I believe that most people are generally good. Sometimes they do stupid shit, just like I do. If they do stupid shit at work, that may make them bad workers - but still amazingly good people. I hate telling people that they need to change, as if they have to give up a part of who they are in order to do what the company wants them to do. This is stifling, restrictive, disrespectful, and not in keeping with my personal desire to accept people as who they are, warts and all - because the warts are usually beautiful and rich. All of my friends have warts, and they are all beautiful. Different, to be sure - but inspiring.
3.) The whole way I talk has completely changed over the past several years. So many words and phrases that have crept into my vocabulary, and they are all about how people perform: goal, achievement, development opportunity, synergy, problem statement, cost-benefit ratio, sunk cost, implementation, Performance Improvement Plan, integration, termination, alignment. These words are right out of the Dictionary of Corporate Bullshit. The lexicon of the working world is not authentic, it is not positive, it is not inspirational; it is escapist. It insulates its speakers from the reality of most situations, allowing them to experience strong emotions through their brains instead of through their hearts. As such, it enables people to be emotionally disconnected from the work they do and the decisions they make - which in turn enables corporate robots that make life miserable for the good people just trying to get along.
4.) Simply put, my passions lie elsewhere. In September 2009, my friend Flo allowed me to present some of my thoughts about passions at the Good Vibrations Unschooling Conference. Suffice it to say that I believe that identifying and pursuing passions, and helping others do the same, is one of the most important things we do in life. I have attempted to align my passions with my work, and have periodically succeeded; but in general I have to check my real passions at the door each day when I go to work. I enjoy many things - reading, hockey, history, and music to name a few - and I can usually find enough time to stay in touch with them even when I am gone 50+ hours each week. But my primary passion, the thing I enjoy doing above any other, is spending time with my family and friends in joy and relaxation and connectedness. I cannot do that at work, I cannot do that when I am stressed about work, and I cannot do that when I am rationalizing why I work. So work just had to go. 'Nuff said.
So where does that leave me? On my way to Oregon, I guess :-)
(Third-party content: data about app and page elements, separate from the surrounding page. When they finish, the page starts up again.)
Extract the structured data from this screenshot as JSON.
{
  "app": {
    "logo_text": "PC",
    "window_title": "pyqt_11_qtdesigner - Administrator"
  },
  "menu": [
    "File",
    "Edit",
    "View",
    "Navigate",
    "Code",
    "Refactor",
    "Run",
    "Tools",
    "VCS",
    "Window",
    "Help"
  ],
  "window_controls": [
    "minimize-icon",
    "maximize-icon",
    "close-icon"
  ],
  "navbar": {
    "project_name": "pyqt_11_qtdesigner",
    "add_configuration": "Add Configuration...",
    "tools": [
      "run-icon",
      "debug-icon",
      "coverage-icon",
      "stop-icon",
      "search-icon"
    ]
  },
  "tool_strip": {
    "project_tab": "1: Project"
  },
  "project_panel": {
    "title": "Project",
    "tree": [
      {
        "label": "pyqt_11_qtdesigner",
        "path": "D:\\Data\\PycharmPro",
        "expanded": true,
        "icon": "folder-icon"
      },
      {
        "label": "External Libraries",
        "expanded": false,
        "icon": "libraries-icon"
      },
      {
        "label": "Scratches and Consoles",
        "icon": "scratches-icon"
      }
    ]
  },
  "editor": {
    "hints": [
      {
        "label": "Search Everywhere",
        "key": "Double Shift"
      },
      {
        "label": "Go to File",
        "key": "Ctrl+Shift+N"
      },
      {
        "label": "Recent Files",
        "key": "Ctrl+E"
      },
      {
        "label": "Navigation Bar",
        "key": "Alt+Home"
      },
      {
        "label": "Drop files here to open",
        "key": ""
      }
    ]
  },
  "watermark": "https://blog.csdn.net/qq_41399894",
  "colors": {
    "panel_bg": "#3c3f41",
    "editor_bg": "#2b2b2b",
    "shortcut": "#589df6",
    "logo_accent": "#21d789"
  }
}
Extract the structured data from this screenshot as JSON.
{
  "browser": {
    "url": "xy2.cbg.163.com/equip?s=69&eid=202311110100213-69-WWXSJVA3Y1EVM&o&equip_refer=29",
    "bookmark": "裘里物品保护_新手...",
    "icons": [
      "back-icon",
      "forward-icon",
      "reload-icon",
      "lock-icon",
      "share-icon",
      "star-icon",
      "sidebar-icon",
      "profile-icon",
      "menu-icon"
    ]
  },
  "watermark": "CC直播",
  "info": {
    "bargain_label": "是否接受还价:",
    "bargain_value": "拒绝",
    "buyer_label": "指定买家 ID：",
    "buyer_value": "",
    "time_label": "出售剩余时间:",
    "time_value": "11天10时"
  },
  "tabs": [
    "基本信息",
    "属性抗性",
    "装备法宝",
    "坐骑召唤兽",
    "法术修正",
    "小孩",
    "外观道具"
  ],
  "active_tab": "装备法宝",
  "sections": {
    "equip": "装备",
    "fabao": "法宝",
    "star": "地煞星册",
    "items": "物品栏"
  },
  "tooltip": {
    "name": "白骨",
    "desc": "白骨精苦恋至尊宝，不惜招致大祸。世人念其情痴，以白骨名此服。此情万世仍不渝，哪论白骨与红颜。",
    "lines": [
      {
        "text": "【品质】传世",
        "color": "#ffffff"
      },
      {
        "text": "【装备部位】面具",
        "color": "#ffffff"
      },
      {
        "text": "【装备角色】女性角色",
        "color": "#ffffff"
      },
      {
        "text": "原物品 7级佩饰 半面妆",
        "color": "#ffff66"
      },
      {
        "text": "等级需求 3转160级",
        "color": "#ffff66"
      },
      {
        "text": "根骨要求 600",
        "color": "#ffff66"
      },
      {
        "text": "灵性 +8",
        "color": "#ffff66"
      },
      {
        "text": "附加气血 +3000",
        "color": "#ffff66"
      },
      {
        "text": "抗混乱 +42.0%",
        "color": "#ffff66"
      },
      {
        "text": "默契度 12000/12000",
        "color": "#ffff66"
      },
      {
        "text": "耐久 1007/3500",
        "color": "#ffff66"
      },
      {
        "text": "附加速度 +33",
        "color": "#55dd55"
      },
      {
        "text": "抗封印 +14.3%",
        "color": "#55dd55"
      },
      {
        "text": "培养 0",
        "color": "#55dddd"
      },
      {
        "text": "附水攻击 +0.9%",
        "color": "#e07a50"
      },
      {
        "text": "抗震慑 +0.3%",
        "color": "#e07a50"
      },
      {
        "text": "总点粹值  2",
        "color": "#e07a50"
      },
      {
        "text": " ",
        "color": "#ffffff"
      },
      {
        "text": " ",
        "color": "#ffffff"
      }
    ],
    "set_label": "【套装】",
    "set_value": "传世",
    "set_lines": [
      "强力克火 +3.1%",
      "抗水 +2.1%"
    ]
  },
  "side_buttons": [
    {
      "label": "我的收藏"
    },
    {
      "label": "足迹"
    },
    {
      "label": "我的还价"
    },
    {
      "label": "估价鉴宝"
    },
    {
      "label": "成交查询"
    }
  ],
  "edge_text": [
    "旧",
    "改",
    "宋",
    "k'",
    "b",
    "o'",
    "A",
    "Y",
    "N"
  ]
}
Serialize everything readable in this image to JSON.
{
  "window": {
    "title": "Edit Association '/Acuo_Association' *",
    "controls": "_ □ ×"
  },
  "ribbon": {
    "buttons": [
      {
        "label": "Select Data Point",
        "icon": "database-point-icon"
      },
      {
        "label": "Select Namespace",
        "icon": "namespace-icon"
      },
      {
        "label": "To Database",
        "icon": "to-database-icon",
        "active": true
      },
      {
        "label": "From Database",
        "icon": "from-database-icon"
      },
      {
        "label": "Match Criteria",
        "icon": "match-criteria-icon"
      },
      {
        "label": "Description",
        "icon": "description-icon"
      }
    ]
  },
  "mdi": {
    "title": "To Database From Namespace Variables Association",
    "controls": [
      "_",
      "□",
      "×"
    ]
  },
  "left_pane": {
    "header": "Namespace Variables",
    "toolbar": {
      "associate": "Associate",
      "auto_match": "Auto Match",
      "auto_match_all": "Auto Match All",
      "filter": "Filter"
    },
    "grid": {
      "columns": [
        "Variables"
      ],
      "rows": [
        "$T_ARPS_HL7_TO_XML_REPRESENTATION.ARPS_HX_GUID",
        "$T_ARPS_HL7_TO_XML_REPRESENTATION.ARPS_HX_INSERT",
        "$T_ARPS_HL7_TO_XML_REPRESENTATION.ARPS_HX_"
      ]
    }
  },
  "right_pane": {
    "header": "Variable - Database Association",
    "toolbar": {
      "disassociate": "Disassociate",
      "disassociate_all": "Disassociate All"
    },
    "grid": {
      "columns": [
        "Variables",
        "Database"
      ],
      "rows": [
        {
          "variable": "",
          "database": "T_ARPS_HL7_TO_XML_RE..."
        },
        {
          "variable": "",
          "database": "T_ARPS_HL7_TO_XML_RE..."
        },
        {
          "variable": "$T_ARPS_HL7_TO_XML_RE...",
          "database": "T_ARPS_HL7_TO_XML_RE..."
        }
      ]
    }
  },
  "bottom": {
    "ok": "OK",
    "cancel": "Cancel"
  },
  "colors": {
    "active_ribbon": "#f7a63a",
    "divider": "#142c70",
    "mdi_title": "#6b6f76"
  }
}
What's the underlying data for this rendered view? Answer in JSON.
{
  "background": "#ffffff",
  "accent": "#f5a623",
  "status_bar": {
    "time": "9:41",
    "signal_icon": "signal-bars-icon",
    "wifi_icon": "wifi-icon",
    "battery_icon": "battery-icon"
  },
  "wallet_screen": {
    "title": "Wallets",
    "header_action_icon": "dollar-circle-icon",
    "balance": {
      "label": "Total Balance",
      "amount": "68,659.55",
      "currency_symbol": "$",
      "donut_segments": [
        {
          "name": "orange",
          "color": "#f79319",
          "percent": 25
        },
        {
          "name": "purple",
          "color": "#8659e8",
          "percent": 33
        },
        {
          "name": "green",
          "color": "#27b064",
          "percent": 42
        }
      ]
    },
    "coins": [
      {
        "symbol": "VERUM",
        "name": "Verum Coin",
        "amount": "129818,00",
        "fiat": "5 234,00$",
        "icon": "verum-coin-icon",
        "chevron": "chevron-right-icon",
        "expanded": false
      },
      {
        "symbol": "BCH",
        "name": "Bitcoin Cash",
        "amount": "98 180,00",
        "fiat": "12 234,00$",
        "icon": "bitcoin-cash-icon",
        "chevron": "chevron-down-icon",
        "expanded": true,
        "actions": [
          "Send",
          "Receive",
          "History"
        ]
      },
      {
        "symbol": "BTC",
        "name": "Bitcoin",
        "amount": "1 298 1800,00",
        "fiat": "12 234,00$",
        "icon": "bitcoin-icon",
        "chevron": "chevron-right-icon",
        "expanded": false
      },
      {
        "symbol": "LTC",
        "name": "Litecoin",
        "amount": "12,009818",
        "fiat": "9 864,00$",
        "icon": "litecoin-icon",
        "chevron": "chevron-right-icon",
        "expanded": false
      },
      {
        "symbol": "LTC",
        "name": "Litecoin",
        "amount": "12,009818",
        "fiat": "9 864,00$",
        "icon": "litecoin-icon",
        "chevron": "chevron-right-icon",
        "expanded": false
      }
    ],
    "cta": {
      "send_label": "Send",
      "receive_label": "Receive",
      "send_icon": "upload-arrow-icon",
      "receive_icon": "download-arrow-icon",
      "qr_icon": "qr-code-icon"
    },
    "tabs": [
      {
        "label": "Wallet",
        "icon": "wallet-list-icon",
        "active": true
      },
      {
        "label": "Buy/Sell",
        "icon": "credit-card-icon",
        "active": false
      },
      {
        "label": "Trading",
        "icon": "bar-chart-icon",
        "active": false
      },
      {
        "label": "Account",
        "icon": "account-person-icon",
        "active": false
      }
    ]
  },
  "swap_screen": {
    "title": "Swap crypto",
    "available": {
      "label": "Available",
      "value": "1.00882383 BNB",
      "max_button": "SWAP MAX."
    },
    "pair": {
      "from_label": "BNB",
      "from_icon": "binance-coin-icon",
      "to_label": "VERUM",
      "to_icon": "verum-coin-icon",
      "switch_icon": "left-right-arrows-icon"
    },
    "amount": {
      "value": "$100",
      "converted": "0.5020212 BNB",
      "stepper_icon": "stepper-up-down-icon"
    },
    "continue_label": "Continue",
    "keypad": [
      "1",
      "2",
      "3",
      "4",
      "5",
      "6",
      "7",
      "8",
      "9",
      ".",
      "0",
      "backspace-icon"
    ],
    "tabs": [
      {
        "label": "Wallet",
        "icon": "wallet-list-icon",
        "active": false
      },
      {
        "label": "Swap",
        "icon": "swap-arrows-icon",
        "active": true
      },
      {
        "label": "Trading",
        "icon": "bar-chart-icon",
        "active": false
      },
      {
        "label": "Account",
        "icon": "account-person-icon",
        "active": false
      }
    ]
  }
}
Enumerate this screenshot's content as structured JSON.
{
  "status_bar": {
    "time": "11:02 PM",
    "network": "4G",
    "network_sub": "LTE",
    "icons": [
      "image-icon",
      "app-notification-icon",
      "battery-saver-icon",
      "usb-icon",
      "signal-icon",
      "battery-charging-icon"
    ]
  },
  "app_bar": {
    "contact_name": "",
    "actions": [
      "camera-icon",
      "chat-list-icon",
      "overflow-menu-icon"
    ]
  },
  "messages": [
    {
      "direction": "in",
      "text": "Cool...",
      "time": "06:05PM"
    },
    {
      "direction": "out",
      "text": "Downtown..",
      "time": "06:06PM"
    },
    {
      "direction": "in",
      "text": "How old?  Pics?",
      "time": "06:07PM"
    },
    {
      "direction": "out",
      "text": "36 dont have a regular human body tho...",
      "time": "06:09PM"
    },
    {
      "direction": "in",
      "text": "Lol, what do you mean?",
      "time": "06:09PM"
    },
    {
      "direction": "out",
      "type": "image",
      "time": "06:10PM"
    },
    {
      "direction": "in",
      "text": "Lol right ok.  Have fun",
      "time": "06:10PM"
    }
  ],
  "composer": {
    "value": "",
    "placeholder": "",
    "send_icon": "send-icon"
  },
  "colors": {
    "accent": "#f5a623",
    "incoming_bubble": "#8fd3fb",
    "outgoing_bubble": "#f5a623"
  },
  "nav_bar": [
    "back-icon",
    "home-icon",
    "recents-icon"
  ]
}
Seriously, it leaves me with an affirmation that I do need to provide for our shelter and food, which means I'll do some writing, and some consulting, and some whatevering in order to meet our most basic needs. And I trust that if I can make the space to write, the money will come. But my more critical role - as a parent, partner and friend who both provides and receives emotional and spiritual joy - requires me to stay true to myself and my passions, to view the world for its wonders and beauties, to support people I like even when they have bad days, to live life authentically through good and bad, and to never again have to provide one rationalization to get through a day. If I can do that with my heart wide open, I'll be a far better provider than my grandfather could have hoped for.